■ **Data**:
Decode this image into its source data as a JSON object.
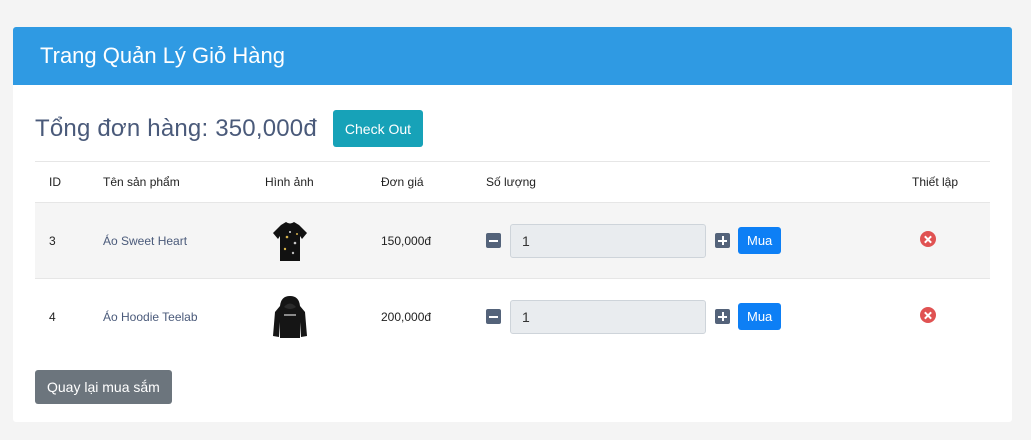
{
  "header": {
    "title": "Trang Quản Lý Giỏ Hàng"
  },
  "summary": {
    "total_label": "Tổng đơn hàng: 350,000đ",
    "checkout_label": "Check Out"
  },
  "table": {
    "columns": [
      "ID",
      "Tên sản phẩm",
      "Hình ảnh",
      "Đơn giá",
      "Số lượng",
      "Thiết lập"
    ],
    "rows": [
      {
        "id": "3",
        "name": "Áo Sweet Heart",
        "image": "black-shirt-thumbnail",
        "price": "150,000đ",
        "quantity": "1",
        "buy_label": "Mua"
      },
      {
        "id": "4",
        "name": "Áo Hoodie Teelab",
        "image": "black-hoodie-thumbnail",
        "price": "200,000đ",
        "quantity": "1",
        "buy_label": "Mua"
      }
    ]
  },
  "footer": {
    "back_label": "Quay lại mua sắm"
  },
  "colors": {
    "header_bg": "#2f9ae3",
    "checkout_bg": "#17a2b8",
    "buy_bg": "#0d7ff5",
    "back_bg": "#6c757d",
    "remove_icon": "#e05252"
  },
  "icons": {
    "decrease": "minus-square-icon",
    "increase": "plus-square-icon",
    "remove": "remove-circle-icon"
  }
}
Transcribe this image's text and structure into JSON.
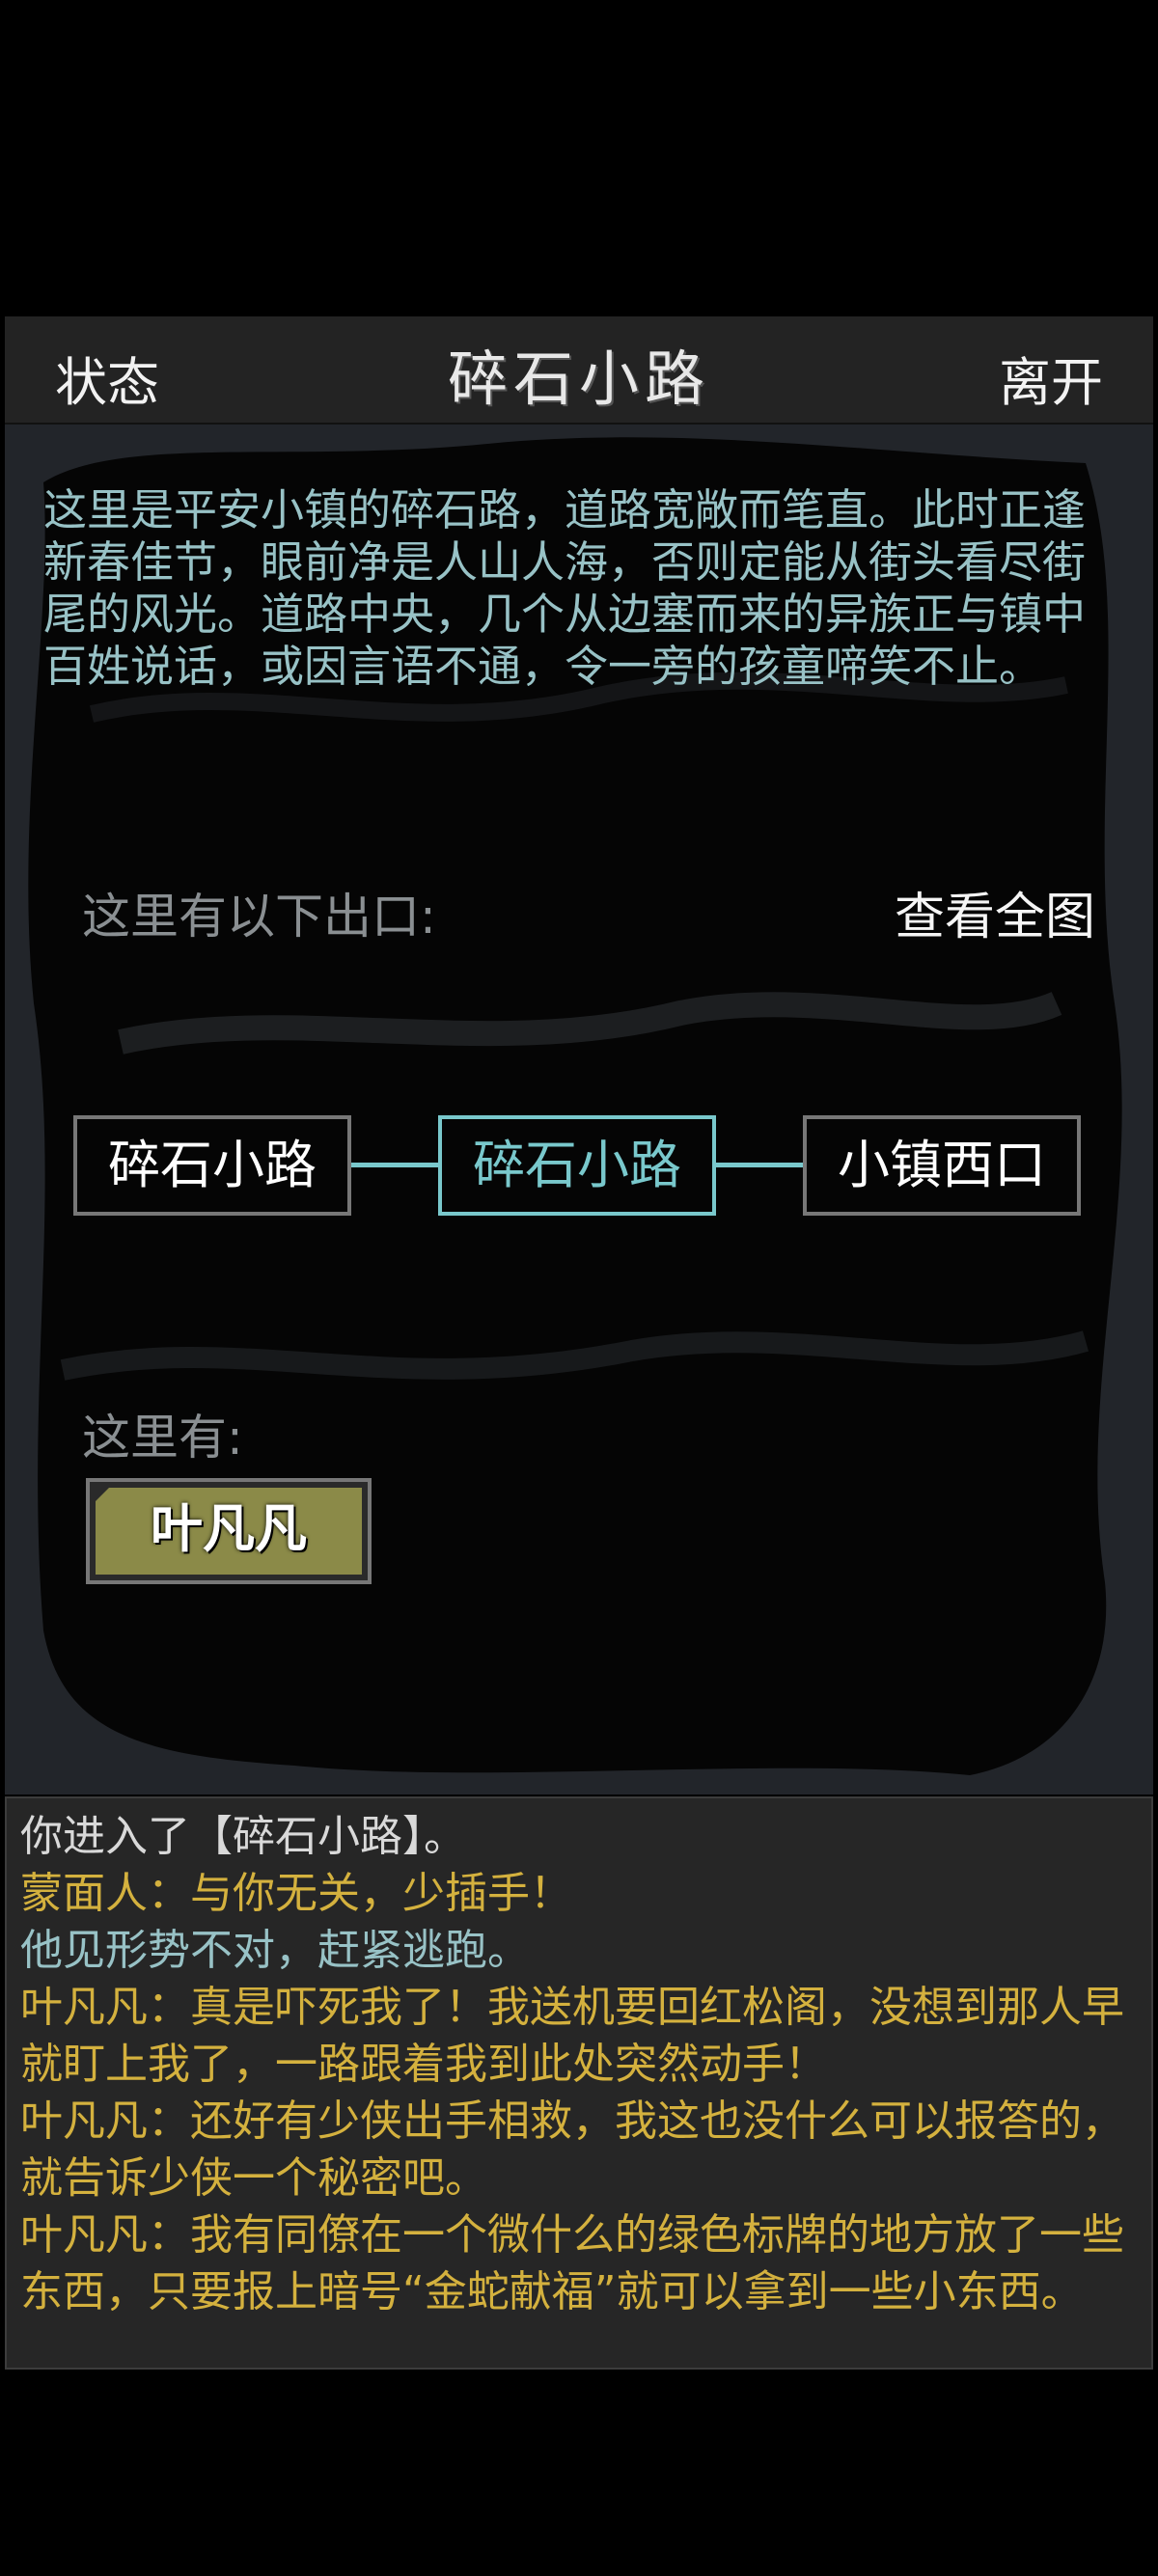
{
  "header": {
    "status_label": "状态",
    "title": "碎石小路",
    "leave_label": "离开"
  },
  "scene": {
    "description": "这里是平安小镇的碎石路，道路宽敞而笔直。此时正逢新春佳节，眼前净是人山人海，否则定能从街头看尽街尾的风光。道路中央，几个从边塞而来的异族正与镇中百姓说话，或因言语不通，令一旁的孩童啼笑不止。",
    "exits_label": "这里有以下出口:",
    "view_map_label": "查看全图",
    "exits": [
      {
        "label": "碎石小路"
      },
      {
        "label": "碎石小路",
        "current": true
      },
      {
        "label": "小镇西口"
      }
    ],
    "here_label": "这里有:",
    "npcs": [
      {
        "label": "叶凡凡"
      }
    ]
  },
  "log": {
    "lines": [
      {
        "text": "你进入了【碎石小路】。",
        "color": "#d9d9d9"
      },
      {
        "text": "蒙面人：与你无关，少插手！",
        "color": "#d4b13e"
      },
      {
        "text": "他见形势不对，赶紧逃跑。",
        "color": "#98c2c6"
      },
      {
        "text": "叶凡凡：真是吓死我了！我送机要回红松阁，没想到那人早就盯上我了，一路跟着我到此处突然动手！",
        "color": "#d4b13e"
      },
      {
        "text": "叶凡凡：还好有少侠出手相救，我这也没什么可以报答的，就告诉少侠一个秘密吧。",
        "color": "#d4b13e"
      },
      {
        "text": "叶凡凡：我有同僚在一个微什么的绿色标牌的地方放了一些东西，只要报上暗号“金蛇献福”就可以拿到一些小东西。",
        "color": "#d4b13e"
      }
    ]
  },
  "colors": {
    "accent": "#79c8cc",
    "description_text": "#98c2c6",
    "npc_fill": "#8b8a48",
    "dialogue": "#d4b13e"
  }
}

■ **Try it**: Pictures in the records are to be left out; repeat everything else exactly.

■ **Output of the exercise**:
Decode this image into its source data as a JSON object.
{
  "header": {
    "title": "Trang Quản Lý Giỏ Hàng"
  },
  "summary": {
    "total_label": "Tổng đơn hàng: 350,000đ",
    "checkout_label": "Check Out"
  },
  "table": {
    "columns": [
      "ID",
      "Tên sản phẩm",
      "Hình ảnh",
      "Đơn giá",
      "Số lượng",
      "Thiết lập"
    ],
    "rows": [
      {
        "id": "3",
        "name": "Áo Sweet Heart",
        "image": "black-shirt-thumbnail",
        "price": "150,000đ",
        "quantity": "1",
        "buy_label": "Mua"
      },
      {
        "id": "4",
        "name": "Áo Hoodie Teelab",
        "image": "black-hoodie-thumbnail",
        "price": "200,000đ",
        "quantity": "1",
        "buy_label": "Mua"
      }
    ]
  },
  "footer": {
    "back_label": "Quay lại mua sắm"
  },
  "colors": {
    "header_bg": "#2f9ae3",
    "checkout_bg": "#17a2b8",
    "buy_bg": "#0d7ff5",
    "back_bg": "#6c757d",
    "remove_icon": "#e05252"
  },
  "icons": {
    "decrease": "minus-square-icon",
    "increase": "plus-square-icon",
    "remove": "remove-circle-icon"
  }
}
Transcribe this image's text and structure into JSON.
{
  "header": {
    "status_label": "状态",
    "title": "碎石小路",
    "leave_label": "离开"
  },
  "scene": {
    "description": "这里是平安小镇的碎石路，道路宽敞而笔直。此时正逢新春佳节，眼前净是人山人海，否则定能从街头看尽街尾的风光。道路中央，几个从边塞而来的异族正与镇中百姓说话，或因言语不通，令一旁的孩童啼笑不止。",
    "exits_label": "这里有以下出口:",
    "view_map_label": "查看全图",
    "exits": [
      {
        "label": "碎石小路"
      },
      {
        "label": "碎石小路",
        "current": true
      },
      {
        "label": "小镇西口"
      }
    ],
    "here_label": "这里有:",
    "npcs": [
      {
        "label": "叶凡凡"
      }
    ]
  },
  "log": {
    "lines": [
      {
        "text": "你进入了【碎石小路】。",
        "color": "#d9d9d9"
      },
      {
        "text": "蒙面人：与你无关，少插手！",
        "color": "#d4b13e"
      },
      {
        "text": "他见形势不对，赶紧逃跑。",
        "color": "#98c2c6"
      },
      {
        "text": "叶凡凡：真是吓死我了！我送机要回红松阁，没想到那人早就盯上我了，一路跟着我到此处突然动手！",
        "color": "#d4b13e"
      },
      {
        "text": "叶凡凡：还好有少侠出手相救，我这也没什么可以报答的，就告诉少侠一个秘密吧。",
        "color": "#d4b13e"
      },
      {
        "text": "叶凡凡：我有同僚在一个微什么的绿色标牌的地方放了一些东西，只要报上暗号“金蛇献福”就可以拿到一些小东西。",
        "color": "#d4b13e"
      }
    ]
  },
  "colors": {
    "accent": "#79c8cc",
    "description_text": "#98c2c6",
    "npc_fill": "#8b8a48",
    "dialogue": "#d4b13e"
  }
}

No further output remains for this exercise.